To Decant, or to Hyperdecant?

Posted by on Apr 19, 2012 in Uncategorized | 0 comments

To Decant, or to Hyperdecant?

Nathan Myhrvold was once a CTO for Microsoft, but he has turned his attention from the science of computer languages to the science of the language of taste. Now heralded as a master chef, his book, Modernist Cuisine: The Art and Science of Cooking, takes a methodical look at the world of cuisine and in sometimes unorthodox, but researched fashion. Myhrvold is after the mythical formula that equates to perfect taste and texture. You can explore in his research for a mere $450

When it comes to wine, the former Windows visionary does not advocate the high-brow approach.

Instead, Myhrvold tackles the problem of aeration with a brute force technique that he says works wonders.

If you're just joining the program, we have a previous article that offers a crash course in decanting, but suffice it to say, decanting wine is the process of infusing oxygen into it, which develops the taste profile into a more complex, rich experience.

Traditionally decanting is done by pouring the wine into a large jug—literally, that is the entire process. You just wait for the air to breach the (large) surface of the liquid, traditionally in the range of an hour or so. Decanters are usually ornate glass, or some otherwise aesthetically pleasing crafted material. Myhrvold's method involves a small, loud electric kitchen appliance: a mixer.

That's right. Just break out that trusty mixer that you use to make your margaritas. It's time to more fully realize the drink-making capacity of this versatile tool.

The cooking guru sums up this process with the term "hyperdecanting" and explains it as follows: "I just pour the wine in, frappé away at the highest power setting for 30 to 60 seconds, and then allow the froth to subside (which happens quickly) before serving."

Another method which seems to work just as well involves using a proper/traditional decanter in conjunction with a submersion mixer—as the name implies, it is a hand-held mixer that is manually held underneath a given liquid.

The response to hyperdecanting seems to be almost entirely positive. Some of the aficionados over at Vinos Vita have already tried it out and agree that there is a substantial change in the taste of the wine.

Don't take our word for it, though; try it yourself. Alternatively, maybe you've already tried hyperdecanting your wine?
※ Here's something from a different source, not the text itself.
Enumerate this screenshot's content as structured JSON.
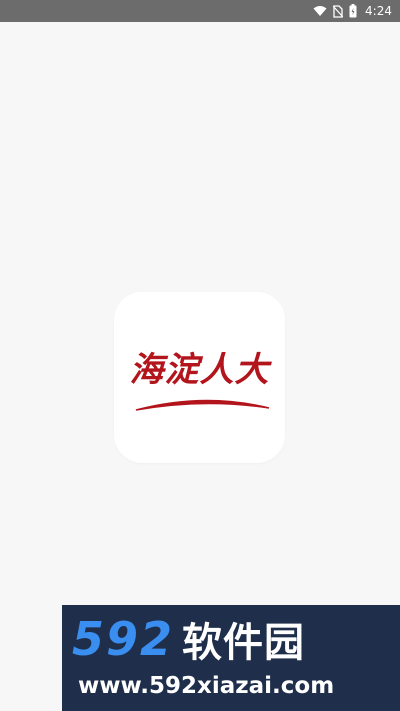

If so, what did you think about it? Let us know in the comments. We're always looking for personal feedback from enthusiast such as yourself.

About Dave Keighron

Dave Keighron has written 63 posts in this blog.

Leave a Reply

Your email address will not be published. Required fields are marked *

You may use these HTML tags and attributes: <a href="" title="" rel=""> <abbr title=""> <acronym title=""> <b> <blockquote cite=""> <cite> <code> <del datetime=""> <em> <i> <q cite=""> <strike> <strong>